What we currently know about where sex trafficking victim Cyntoia Brown is now

In 2004, then 16-year-old Cyntoia Brown was sentenced to life in prison for killing 43-year-old Johnny Mitchell Allen, who had bought Cyntoia for sex. According to her sentence, Brown will be eligible for parole after serving 51 years.

In 2011, filmmaker Daniel Birman produced a documentary after following Brown’s case for seven years. The film revealed how Brown had been raped and abused during her childhood, and was ultimately a victim of the sex trafficking industry.

Brown’s case and Birman’s film helped change Tennessee law in 2011. Now, any person 18 years of age or younger cannot be charged with prostitution, meaning if Brown’s case came to trial in 2017, the court would treat her as a child human trafficking victim. Yet she still sits in prison serving a life sentence.

Derri Smith, the Founder of End Slavery TN, told local Fox 17 News Nashville, "She did kill someone, she deeply regrets it, but she was a child and she was being exploited."

Recently, an image of Brown taken from Birman’s documentary has gone viral, and has even been shared by stars like Rihanna and Kim Kardashian West. The caption included with the photo briefly summarizes Brown’s tragic story. Those who are sharing the photo are doing so using the hashtag #FreeCyntoiaBrown.

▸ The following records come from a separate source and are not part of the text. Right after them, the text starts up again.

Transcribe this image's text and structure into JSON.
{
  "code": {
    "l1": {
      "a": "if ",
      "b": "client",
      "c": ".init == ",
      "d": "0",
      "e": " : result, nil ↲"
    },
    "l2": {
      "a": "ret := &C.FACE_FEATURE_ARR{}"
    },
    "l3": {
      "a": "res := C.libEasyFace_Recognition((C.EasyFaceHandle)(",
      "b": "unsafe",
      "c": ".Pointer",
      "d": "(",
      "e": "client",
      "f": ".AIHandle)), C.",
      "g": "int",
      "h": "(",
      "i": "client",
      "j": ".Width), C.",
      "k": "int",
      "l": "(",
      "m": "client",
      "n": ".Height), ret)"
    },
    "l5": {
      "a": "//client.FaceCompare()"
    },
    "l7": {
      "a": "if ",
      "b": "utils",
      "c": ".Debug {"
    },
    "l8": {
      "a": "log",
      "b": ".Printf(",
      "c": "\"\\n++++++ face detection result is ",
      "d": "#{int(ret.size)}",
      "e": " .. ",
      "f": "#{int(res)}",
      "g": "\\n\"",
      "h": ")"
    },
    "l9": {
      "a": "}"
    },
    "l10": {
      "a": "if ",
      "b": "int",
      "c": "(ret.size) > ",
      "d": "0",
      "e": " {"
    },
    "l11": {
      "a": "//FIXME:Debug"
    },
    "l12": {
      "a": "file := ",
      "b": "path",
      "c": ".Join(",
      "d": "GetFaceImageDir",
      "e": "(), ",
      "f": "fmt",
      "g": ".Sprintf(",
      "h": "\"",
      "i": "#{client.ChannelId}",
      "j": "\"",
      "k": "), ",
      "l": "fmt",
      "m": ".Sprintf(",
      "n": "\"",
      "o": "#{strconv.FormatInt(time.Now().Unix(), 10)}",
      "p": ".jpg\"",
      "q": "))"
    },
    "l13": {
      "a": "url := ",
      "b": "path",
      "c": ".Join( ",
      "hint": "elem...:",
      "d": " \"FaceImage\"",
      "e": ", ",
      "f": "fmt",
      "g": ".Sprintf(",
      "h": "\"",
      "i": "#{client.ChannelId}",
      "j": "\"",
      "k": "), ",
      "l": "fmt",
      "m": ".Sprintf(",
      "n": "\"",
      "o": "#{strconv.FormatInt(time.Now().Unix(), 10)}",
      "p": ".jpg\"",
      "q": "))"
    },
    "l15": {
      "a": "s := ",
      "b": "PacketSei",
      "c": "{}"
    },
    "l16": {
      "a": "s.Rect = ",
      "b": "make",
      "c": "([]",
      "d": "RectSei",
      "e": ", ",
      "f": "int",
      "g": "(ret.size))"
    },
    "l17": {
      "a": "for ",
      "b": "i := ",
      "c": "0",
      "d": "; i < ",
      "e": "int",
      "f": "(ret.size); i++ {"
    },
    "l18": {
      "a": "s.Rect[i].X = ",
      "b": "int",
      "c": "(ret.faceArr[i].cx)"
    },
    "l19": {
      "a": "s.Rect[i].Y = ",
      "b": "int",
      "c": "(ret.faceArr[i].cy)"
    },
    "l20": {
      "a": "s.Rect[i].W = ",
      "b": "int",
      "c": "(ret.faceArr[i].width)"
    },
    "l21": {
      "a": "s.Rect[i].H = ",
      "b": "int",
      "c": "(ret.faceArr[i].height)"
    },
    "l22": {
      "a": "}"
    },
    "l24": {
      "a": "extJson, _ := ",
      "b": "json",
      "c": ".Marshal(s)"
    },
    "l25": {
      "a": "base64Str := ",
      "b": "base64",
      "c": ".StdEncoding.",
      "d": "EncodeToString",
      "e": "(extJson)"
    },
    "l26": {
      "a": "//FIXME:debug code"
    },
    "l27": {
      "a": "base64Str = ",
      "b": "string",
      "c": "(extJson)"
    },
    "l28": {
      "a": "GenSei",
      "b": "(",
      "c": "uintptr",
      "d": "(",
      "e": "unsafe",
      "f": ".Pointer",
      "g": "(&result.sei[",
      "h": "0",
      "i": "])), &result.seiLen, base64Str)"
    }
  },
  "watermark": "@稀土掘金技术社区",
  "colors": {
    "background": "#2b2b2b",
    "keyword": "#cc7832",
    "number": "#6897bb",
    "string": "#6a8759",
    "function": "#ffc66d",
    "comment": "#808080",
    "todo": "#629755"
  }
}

Presently, a dedicated group of people in Brown’s hometown are working on a clemency campaign to free the now 28-year-old. They desperately want the Governor and Parole Board to reconsider Brown’s sentence. The laws have changed and Brown has done a great deal of positive work behind bars.

The most recent photo of Brown is from her December 2016 graduation from Lipscomb University, which is where she earned her Associate’s Degree.

She’s currently working toward her Bachelor’s Degree while holding a position as an unpaid consultant for the Juvenile Justice system, Fox 17 reports.


The social media campaign will hopefully bring awareness to a case that has stolen 13 years from a sex trafficking victim’s life. If Brown’s case is reconsidered, her freedom will mean the world, not only to her, but for others who have fallen victim to the same tragedy.